Jack Willoughby

Department: Classics and Ancient History
Discipline: Classics and Ancient History

Project Summary

Provisional Title: 'Adriatic Hostilities: The Illyrian Wars with Rome 230 BC - 14AD' My research looks into the conflicts between Rome and Illyria during the period, focusing on Roman hostilities with the rising power of the Ardiaeian kingdom and the development of a Roman province on the Eastern seaboard through a series of military engagements. Although limited Illyrian sources have survived, the surviving historical record provided by Greek and Roman authors is comparatively plentiful. The accounts of Livy, Polybius, Cassius Dio and Appian among others provide a useful means to get to grips with the conflicts in question and to gauge Roman and Greek opinions on the inhabitants of the region and the wars themselves. My research subsequently closely examines these historical accounts to critique their handling of the events in question and attempt to rectify the factual discrepancies that exist. The reception of Illyrian culture and identity has altered in the past few years after the political turmoil surrounding the breakup of the former Yugoslavia and this has ensured greater clarity into these areas.
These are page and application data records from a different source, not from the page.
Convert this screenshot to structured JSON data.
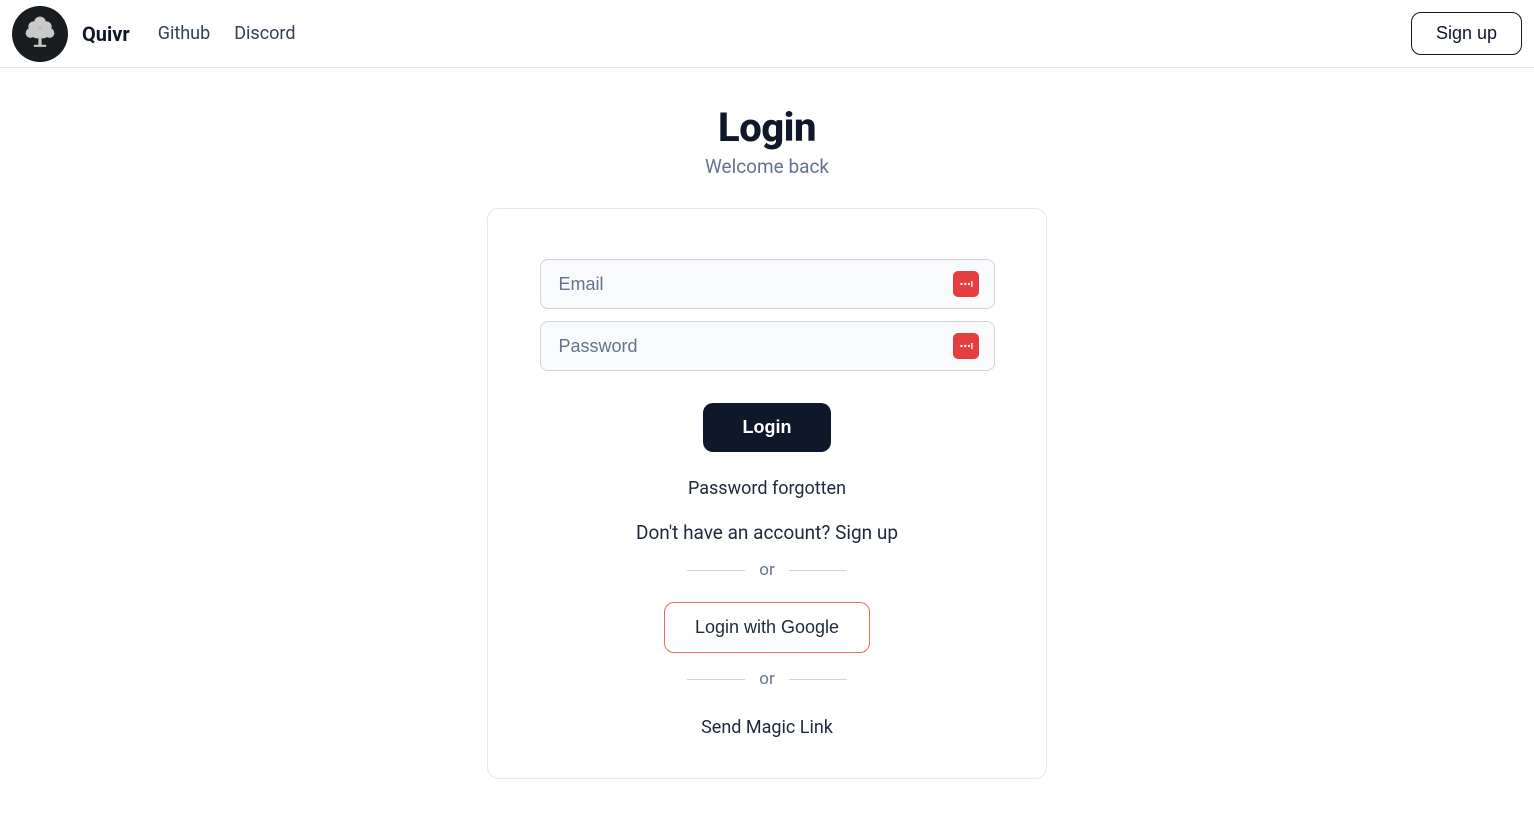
{
  "header": {
    "brand_name": "Quivr",
    "logo_icon": "tree-icon",
    "nav_links": [
      "Github",
      "Discord"
    ],
    "signup_label": "Sign up"
  },
  "page": {
    "title": "Login",
    "subtitle": "Welcome back"
  },
  "form": {
    "email_placeholder": "Email",
    "email_value": "",
    "password_placeholder": "Password",
    "password_value": "",
    "login_button": "Login",
    "forgot_password": "Password forgotten",
    "signup_prompt_prefix": "Don't have an account? ",
    "signup_prompt_link": "Sign up",
    "divider_text": "or",
    "google_button": "Login with Google",
    "magic_link": "Send Magic Link",
    "password_manager_icon": "password-manager-icon"
  }
}
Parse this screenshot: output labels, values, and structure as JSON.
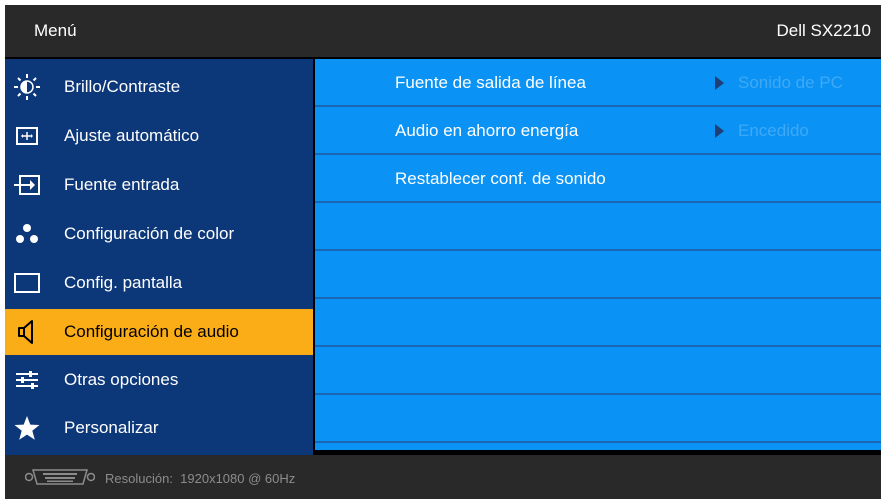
{
  "header": {
    "title": "Menú",
    "model": "Dell SX2210"
  },
  "sidebar": {
    "items": [
      {
        "label": "Brillo/Contraste",
        "icon": "brightness-icon"
      },
      {
        "label": "Ajuste automático",
        "icon": "auto-adjust-icon"
      },
      {
        "label": "Fuente entrada",
        "icon": "input-source-icon"
      },
      {
        "label": "Configuración de color",
        "icon": "color-dots-icon"
      },
      {
        "label": "Config. pantalla",
        "icon": "display-icon"
      },
      {
        "label": "Configuración de audio",
        "icon": "speaker-icon",
        "selected": true
      },
      {
        "label": "Otras opciones",
        "icon": "sliders-icon"
      },
      {
        "label": "Personalizar",
        "icon": "star-icon"
      }
    ]
  },
  "panel": {
    "rows": [
      {
        "label": "Fuente de salida de línea",
        "value": "Sonido de PC"
      },
      {
        "label": "Audio en ahorro energía",
        "value": "Encedido"
      },
      {
        "label": "Restablecer conf. de sonido"
      }
    ]
  },
  "status": {
    "resolution": "Resolución:  1920x1080 @ 60Hz",
    "icon": "vga-connector-icon"
  },
  "colors": {
    "sidebar": "#0c3779",
    "panel": "#0a92f5",
    "selected": "#fbad17",
    "title_bar": "#292929",
    "value_text": "#3fa9f5"
  }
}
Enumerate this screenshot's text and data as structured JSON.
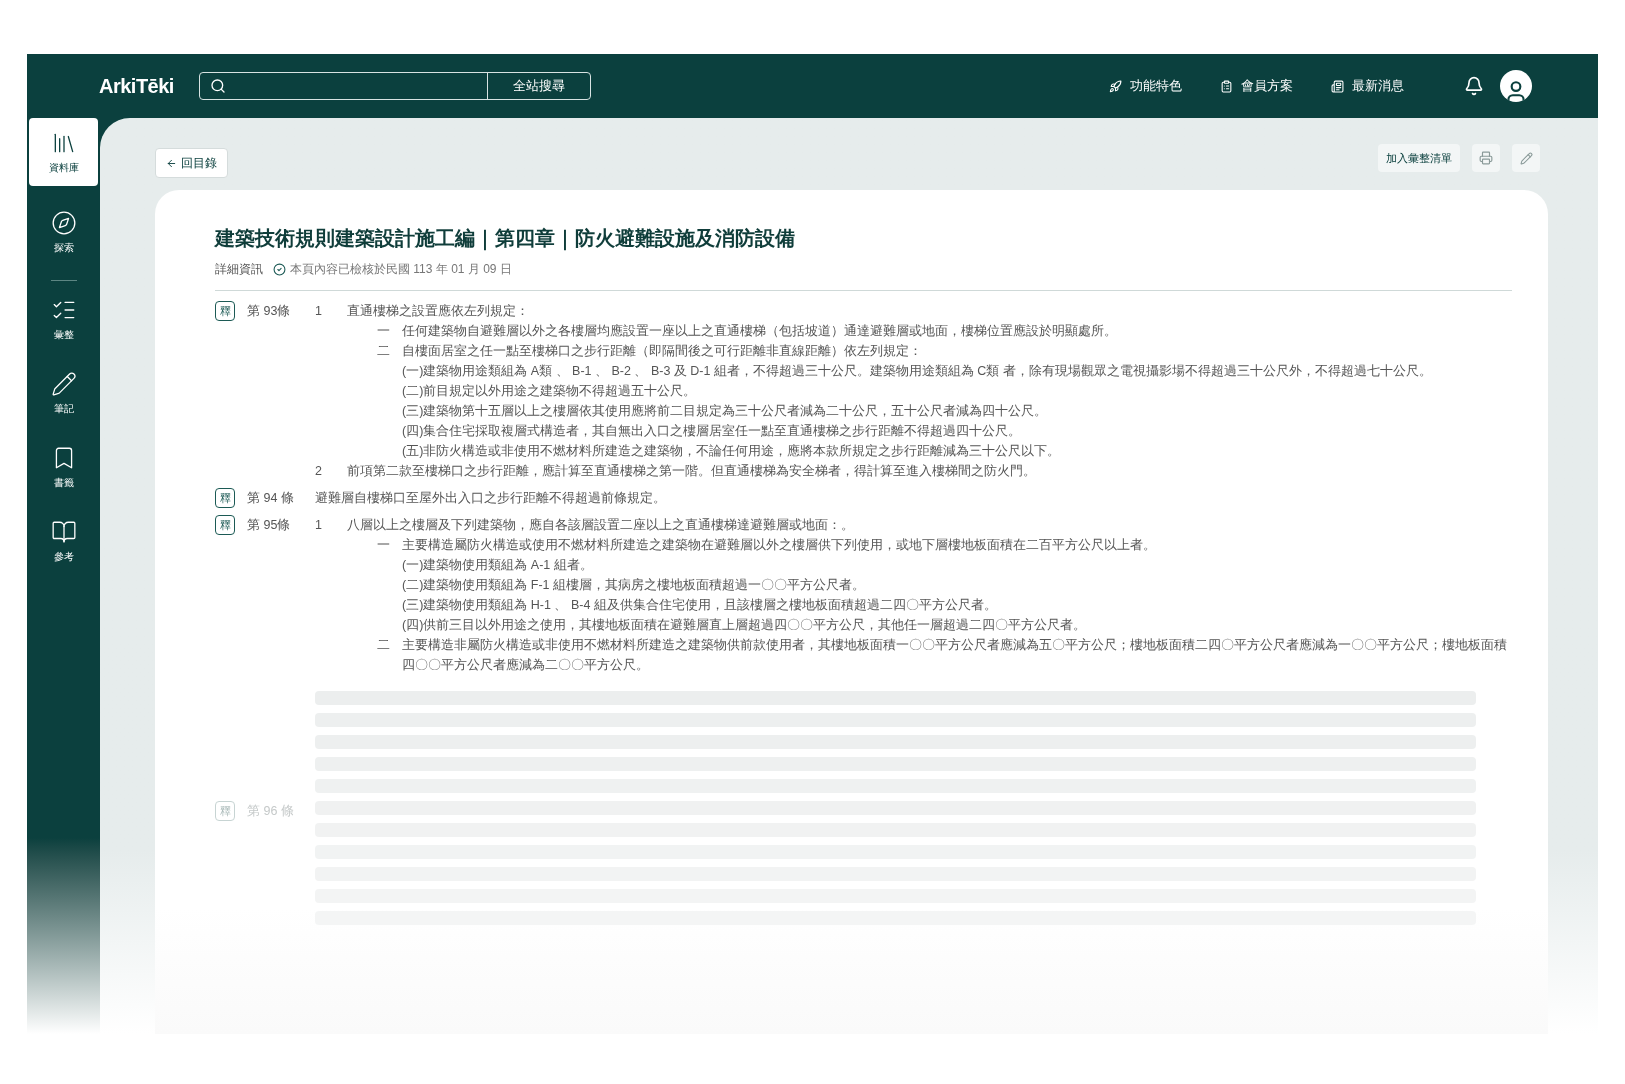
{
  "header": {
    "logo": "ArkiTēki",
    "search": {
      "button": "全站搜尋"
    },
    "nav": [
      "功能特色",
      "會員方案",
      "最新消息"
    ]
  },
  "sidebar": {
    "items": [
      {
        "label": "資料庫",
        "selected": true
      },
      {
        "label": "探索",
        "selected": false
      },
      {
        "label": "彙整",
        "selected": false
      },
      {
        "label": "筆記",
        "selected": false
      },
      {
        "label": "書籤",
        "selected": false
      },
      {
        "label": "參考",
        "selected": false
      }
    ]
  },
  "toolbar": {
    "back": "回目錄",
    "add": "加入彙整清單"
  },
  "document": {
    "title": "建築技術規則建築設計施工編｜第四章｜防火避難設施及消防設備",
    "info_label": "詳細資訊",
    "verified": "本頁內容已檢核於民國 113 年 01 月 09 日",
    "articles": [
      {
        "badge": "釋",
        "number": "第 93條",
        "loading": false,
        "paragraphs": [
          {
            "marker": "1",
            "text": "直通樓梯之設置應依左列規定：",
            "children": [
              {
                "marker": "一",
                "text": "任何建築物自避難層以外之各樓層均應設置一座以上之直通樓梯（包括坡道）通達避難層或地面，樓梯位置應設於明顯處所。"
              },
              {
                "marker": "二",
                "text": "自樓面居室之任一點至樓梯口之步行距離（即隔間後之可行距離非直線距離）依左列規定：",
                "children": [
                  {
                    "text": "(一)建築物用途類組為 A類 、 B-1 、 B-2 、 B-3 及 D-1 組者，不得超過三十公尺。建築物用途類組為 C類 者，除有現場觀眾之電視攝影場不得超過三十公尺外，不得超過七十公尺。"
                  },
                  {
                    "text": "(二)前目規定以外用途之建築物不得超過五十公尺。"
                  },
                  {
                    "text": "(三)建築物第十五層以上之樓層依其使用應將前二目規定為三十公尺者減為二十公尺，五十公尺者減為四十公尺。"
                  },
                  {
                    "text": "(四)集合住宅採取複層式構造者，其自無出入口之樓層居室任一點至直通樓梯之步行距離不得超過四十公尺。"
                  },
                  {
                    "text": "(五)非防火構造或非使用不燃材料所建造之建築物，不論任何用途，應將本款所規定之步行距離減為三十公尺以下。"
                  }
                ]
              }
            ]
          },
          {
            "marker": "2",
            "text": "前項第二款至樓梯口之步行距離，應計算至直通樓梯之第一階。但直通樓梯為安全梯者，得計算至進入樓梯間之防火門。"
          }
        ]
      },
      {
        "badge": "釋",
        "number": "第 94 條",
        "loading": false,
        "text": "避難層自樓梯口至屋外出入口之步行距離不得超過前條規定。"
      },
      {
        "badge": "釋",
        "number": "第 95條",
        "loading": false,
        "paragraphs": [
          {
            "marker": "1",
            "text": "八層以上之樓層及下列建築物，應自各該層設置二座以上之直通樓梯達避難層或地面：。",
            "children": [
              {
                "marker": "一",
                "text": "主要構造屬防火構造或使用不燃材料所建造之建築物在避難層以外之樓層供下列使用，或地下層樓地板面積在二百平方公尺以上者。",
                "children": [
                  {
                    "text": "(一)建築物使用類組為 A-1  組者。"
                  },
                  {
                    "text": "(二)建築物使用類組為 F-1  組樓層，其病房之樓地板面積超過一〇〇平方公尺者。"
                  },
                  {
                    "text": "(三)建築物使用類組為 H-1 、 B-4 組及供集合住宅使用，且該樓層之樓地板面積超過二四〇平方公尺者。"
                  },
                  {
                    "text": "(四)供前三目以外用途之使用，其樓地板面積在避難層直上層超過四〇〇平方公尺，其他任一層超過二四〇平方公尺者。"
                  }
                ]
              },
              {
                "marker": "二",
                "text": "主要構造非屬防火構造或非使用不燃材料所建造之建築物供前款使用者，其樓地板面積一〇〇平方公尺者應減為五〇平方公尺；樓地板面積二四〇平方公尺者應減為一〇〇平方公尺；樓地板面積四〇〇平方公尺者應減為二〇〇平方公尺。"
              }
            ]
          }
        ]
      },
      {
        "badge": "釋",
        "number": "第 96 條",
        "loading": true
      }
    ]
  }
}
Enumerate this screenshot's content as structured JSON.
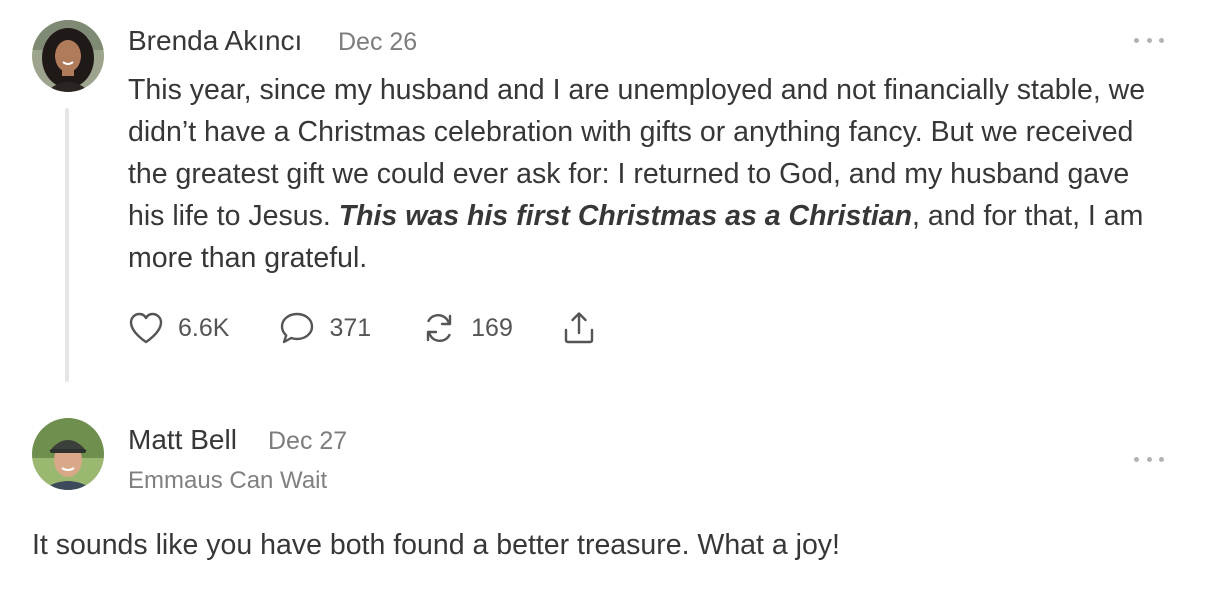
{
  "comments": [
    {
      "author": "Brenda Akıncı",
      "date": "Dec 26",
      "text_parts": {
        "p1": "This year, since my husband and I are unemployed and not financially stable, we didn’t have a Christmas celebration with gifts or anything fancy. But we received the greatest gift we could ever ask for: I returned to God, and my husband gave his life to Jesus. ",
        "emphasis": "This was his first Christmas as a Christian",
        "p2": ", and for that, I am more than grateful."
      },
      "actions": {
        "likes": "6.6K",
        "replies": "371",
        "restacks": "169"
      }
    },
    {
      "author": "Matt Bell",
      "date": "Dec 27",
      "subtitle": "Emmaus Can Wait",
      "text": "It sounds like you have both found a better treasure. What a joy!"
    }
  ],
  "icons": {
    "like": "heart-icon",
    "reply": "speech-bubble-icon",
    "restack": "refresh-arrows-icon",
    "share": "share-upload-icon",
    "more": "ellipsis-icon"
  },
  "colors": {
    "text": "#363737",
    "muted": "#7d7d7d",
    "thread_line": "#e5e5e5"
  }
}
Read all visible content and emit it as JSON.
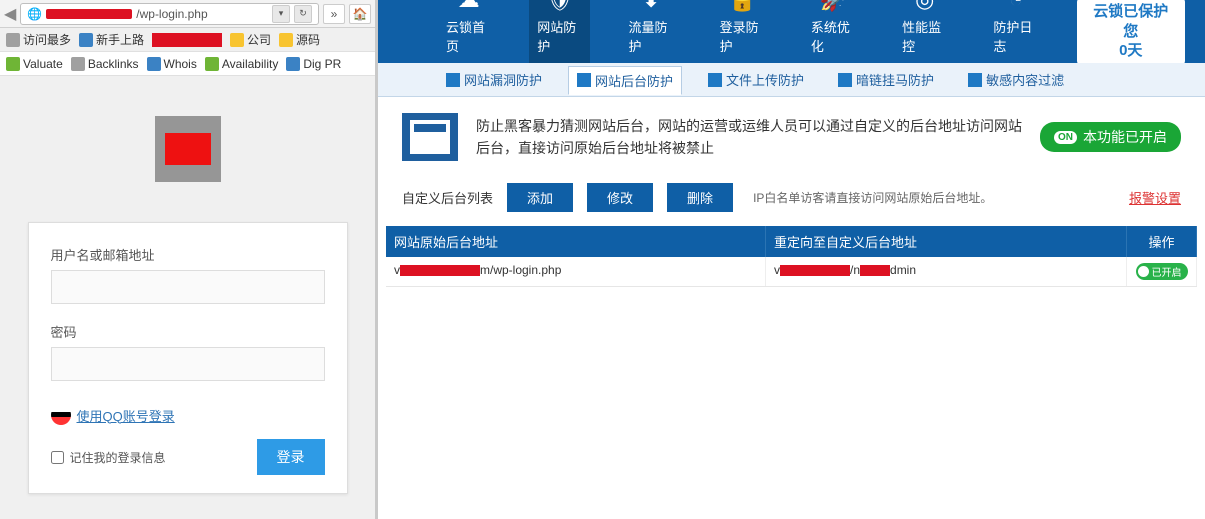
{
  "browser": {
    "url_suffix": "/wp-login.php",
    "bookmarks": {
      "most": "访问最多",
      "newbie": "新手上路",
      "company": "公司",
      "source": "源码"
    },
    "tools": {
      "valuate": "Valuate",
      "backlinks": "Backlinks",
      "whois": "Whois",
      "availability": "Availability",
      "digpr": "Dig PR"
    }
  },
  "login": {
    "user_label": "用户名或邮箱地址",
    "pass_label": "密码",
    "qq_login": "使用QQ账号登录",
    "remember": "记住我的登录信息",
    "submit": "登录"
  },
  "nav": {
    "home": "云锁首页",
    "web": "网站防护",
    "traffic": "流量防护",
    "login": "登录防护",
    "opt": "系统优化",
    "perf": "性能监控",
    "log": "防护日志"
  },
  "protect": {
    "line1": "云锁已保护您",
    "line2": "0天"
  },
  "subtabs": {
    "vuln": "网站漏洞防护",
    "admin": "网站后台防护",
    "upload": "文件上传防护",
    "dark": "暗链挂马防护",
    "sens": "敏感内容过滤"
  },
  "desc": "防止黑客暴力猜测网站后台，网站的运营或运维人员可以通过自定义的后台地址访问网站后台，直接访问原始后台地址将被禁止",
  "enabled": "本功能已开启",
  "on": "ON",
  "actions": {
    "list": "自定义后台列表",
    "add": "添加",
    "edit": "修改",
    "del": "删除",
    "whitelist": "IP白名单访客请直接访问网站原始后台地址。",
    "alarm": "报警设置"
  },
  "table": {
    "h1": "网站原始后台地址",
    "h2": "重定向至自定义后台地址",
    "h3": "操作",
    "rows": [
      {
        "orig_suffix": "m/wp-login.php",
        "redir_suffix": "dmin",
        "on": "已开启"
      }
    ]
  }
}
My research also examines the surviving material culture in the region and the relevant geography to gain a more nuanced understanding of the area itself. My research moreover shall attempt to place these events in the wider context of Roman expansion and imperialism during the Middle and Late Republic and during the Augustan Age. As the initial intervention by the Republic on foreign soil, Illyria has an important role to play in the changing nature of Roman foreign policy. The progression of Roman dealings with a perceived barbarian kingdom over the course of this period can provide a useful means to better understand the development of Rome's outlook across the Adriatic and beyond. As such my research looks at the wider implications of these wars and where they fit into Rome's diplomatic and military engagements of the time.

Supervisory Team

Primary Supervisor: Prof. David Braund Secondary Supervisor: Dr. Martin Pitts

Wider Research Interests

My wider research interests include: The foreign policy of the Roman Republic and Empire, the development of foreign provinciae, Diplomacy and Warfare in the Ancient World, the evolution of Roman military practice and doctrine, Roman attitudes to kingship, Polybius' Histories and the shift of power from East to West therein.